Books

Tommy Siegel's Comic 'I Hope This Helps' Pokes at Social Media Addiction

Jukebox the Ghost's Tommy Siegel discusses his "500 Comics in 500 Days" project, which is now a new book, I Hope This Helps.

Music

Kimm Rogers' "Lie" Is an Unapologetically Political Tune (premiere)

San Diego's Kimm Rogers taps into frustration with truth-masking on "Lie". "What I found most frustrating was that no one would utter the word 'lie'."

Music

50 Years Ago B.B. King's 'Indianola Mississippi Seeds' Retooled R&B

B.B. King's passion for bringing the blues to a wider audience is in full flower on the landmark album, Indianola Mississippi Seeds.

Film

Filmmaker Marlon Riggs Knew That Silence = Death

In turning the camera on himself, even in his most vulnerable moments as a sick and dying man, filmmaker and activist Marlon Riggs demonstrated the futility of divorcing the personal from the political. These films are available now on OVID TV.

Film

The Human Animal in Natural Labitat: A Brief Study of the Outcast

The secluded island trope in films such as Cast Away and television shows such as Lost gives culture a chance to examine and explain the human animal in pristine, lab like, habitat conditions. Here is what we discover about Homo sapiens.

Music

Bad Wires Release a Monster of a Debut with 'Politics of Attraction'

Power trio Bad Wires' debut Politics of Attraction is a mix of punk attitude, 1990s New York City noise, and more than a dollop of metal.

Music

'Waiting Out the Storm' with Jeremy Ivey

On Waiting Out the Storm, Jeremy Ivey apologizes for present society's destruction of the environment and wonders if racism still exists in the future and whether people still get high and have mental health issues.

Music

Matt Berninger Takes the Mic Solo on 'Serpentine Prison'

Serpentine Prison gives the National's baritone crooner Matt Berninger a chance to shine in the spotlight, even if it doesn't push him into totally new territory.


Reviews
Collapse Expand Reviews
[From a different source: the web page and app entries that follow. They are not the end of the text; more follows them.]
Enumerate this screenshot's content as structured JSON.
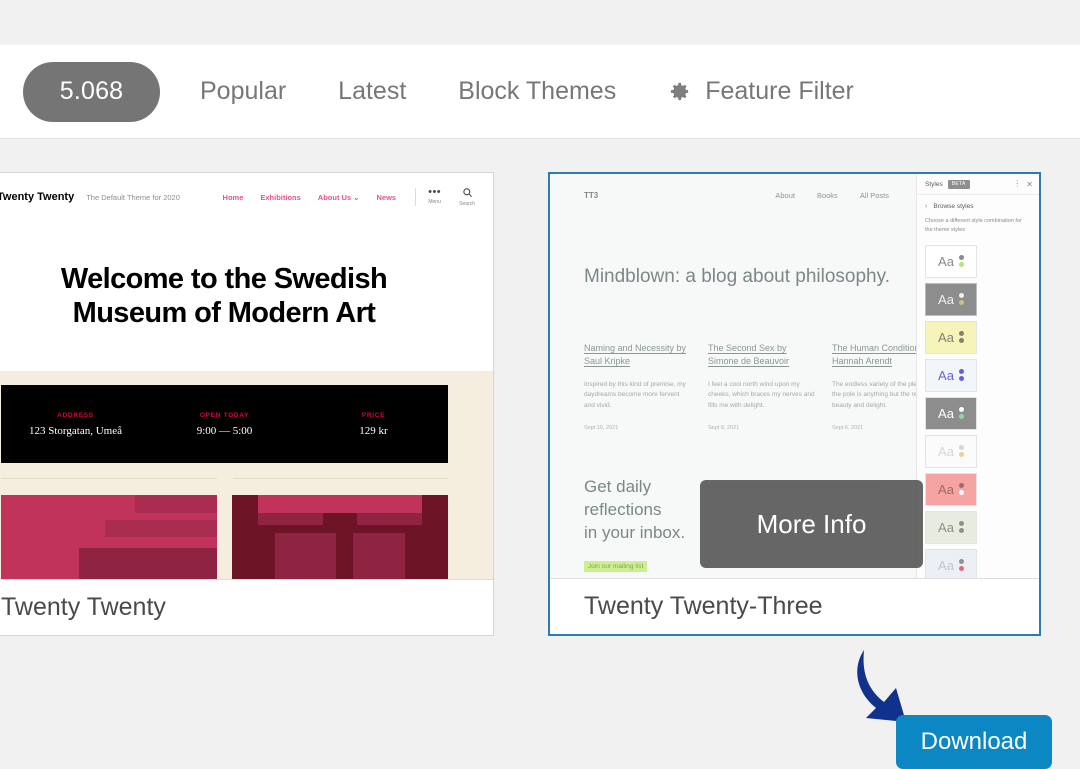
{
  "navbar": {
    "version": "5.068",
    "links": [
      {
        "label": "Popular",
        "icon": null
      },
      {
        "label": "Latest",
        "icon": null
      },
      {
        "label": "Block Themes",
        "icon": null
      },
      {
        "label": "Feature Filter",
        "icon": "gear-icon"
      }
    ]
  },
  "colors": {
    "accent_blue": "#0b87c4",
    "card_border_blue": "#2b7cb5",
    "arrow_navy": "#10328c",
    "pill_gray": "#757575",
    "cream": "#f5eedf",
    "pink": "#e8557f",
    "red_label": "#e0003c"
  },
  "themes": [
    {
      "name": "Twenty Twenty",
      "selected": false,
      "preview": {
        "logo": "Twenty Twenty",
        "tagline": "The Default Theme for 2020",
        "nav": [
          "Home",
          "Exhibitions",
          "About Us ⌄",
          "News"
        ],
        "menu_label": "Menu",
        "menu_glyph": "•••",
        "search_label": "Search",
        "hero_line1": "Welcome to the Swedish",
        "hero_line2": "Museum of Modern Art",
        "info": [
          {
            "label": "ADDRESS",
            "value": "123 Storgatan, Umeå"
          },
          {
            "label": "OPEN TODAY",
            "value": "9:00 — 5:00"
          },
          {
            "label": "PRICE",
            "value": "129 kr"
          }
        ]
      }
    },
    {
      "name": "Twenty Twenty-Three",
      "selected": true,
      "preview": {
        "logo": "TT3",
        "nav": [
          "About",
          "Books",
          "All Posts"
        ],
        "title": "Mindblown: a blog about philosophy.",
        "posts": [
          {
            "title": "Naming and Necessity by Saul Kripke",
            "body": "Inspired by this kind of premise, my daydreams become more fervent and vivid.",
            "date": "Sept 10, 2021"
          },
          {
            "title": "The Second Sex by Simone de Beauvoir",
            "body": "I feel a cool north wind upon my cheeks, which braces my nerves and fills me with delight.",
            "date": "Sept 8, 2021"
          },
          {
            "title": "The Human Condition by Hannah Arendt",
            "body": "The endless variety of the pleasures the pole is anything but the region of beauty and delight.",
            "date": "Sept 6, 2021"
          }
        ],
        "cta_line1": "Get daily",
        "cta_line2": "reflections",
        "cta_line3": "in your inbox.",
        "mailing_label": "Join our mailing list",
        "panel": {
          "title": "Styles",
          "badge": "BETA",
          "kebab_glyph": "⋮",
          "close_glyph": "✕",
          "back_glyph": "‹",
          "back_label": "Browse styles",
          "description": "Choose a different style combination for the theme styles",
          "swatches": [
            {
              "bg": "#ffffff",
              "text": "#8a8a8a",
              "dot_top": "#8a8a8a",
              "dot_bottom": "#b9e27a",
              "selected": false
            },
            {
              "bg": "#8d8d8d",
              "text": "#f0f0f0",
              "dot_top": "#f0f0f0",
              "dot_bottom": "#c9c08c",
              "selected": true
            },
            {
              "bg": "#f6f4b9",
              "text": "#83836a",
              "dot_top": "#83836a",
              "dot_bottom": "#83836a",
              "selected": false
            },
            {
              "bg": "#f2f5fa",
              "text": "#6b5de0",
              "dot_top": "#6b5de0",
              "dot_bottom": "#6b5de0",
              "selected": false
            },
            {
              "bg": "#8d8d8d",
              "text": "#ffffff",
              "dot_top": "#ffffff",
              "dot_bottom": "#98d3a6",
              "selected": false
            },
            {
              "bg": "#fbfbfb",
              "text": "#d6d6d6",
              "dot_top": "#d6d6d6",
              "dot_bottom": "#f0cf95",
              "selected": false
            },
            {
              "bg": "#f5a3a3",
              "text": "#9c6a6a",
              "dot_top": "#9c6a6a",
              "dot_bottom": "#ffffff",
              "selected": false
            },
            {
              "bg": "#e8ebe0",
              "text": "#8d9287",
              "dot_top": "#8d9287",
              "dot_bottom": "#8d9287",
              "selected": false
            },
            {
              "bg": "#eceff5",
              "text": "#c2c6cf",
              "dot_top": "#8f93a0",
              "dot_bottom": "#e0697d",
              "selected": false
            },
            {
              "bg": "#f6f2e3",
              "text": "#8d9287",
              "dot_top": "#8d9287",
              "dot_bottom": "#8d9287",
              "selected": false
            },
            {
              "bg": "#8b7f93",
              "text": "#e8e2ee",
              "dot_top": "#ffffff",
              "dot_bottom": "#f08a6b",
              "selected": false
            }
          ]
        }
      }
    }
  ],
  "overlays": {
    "more_info_label": "More Info",
    "download_label": "Download"
  }
}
Features
Collapse Expand Features

PM Picks
Collapse Expand Pm Picks

© 1999-2020 PopMatters.com. All rights reserved.
PopMatters is wholly independent, women-owned and operated.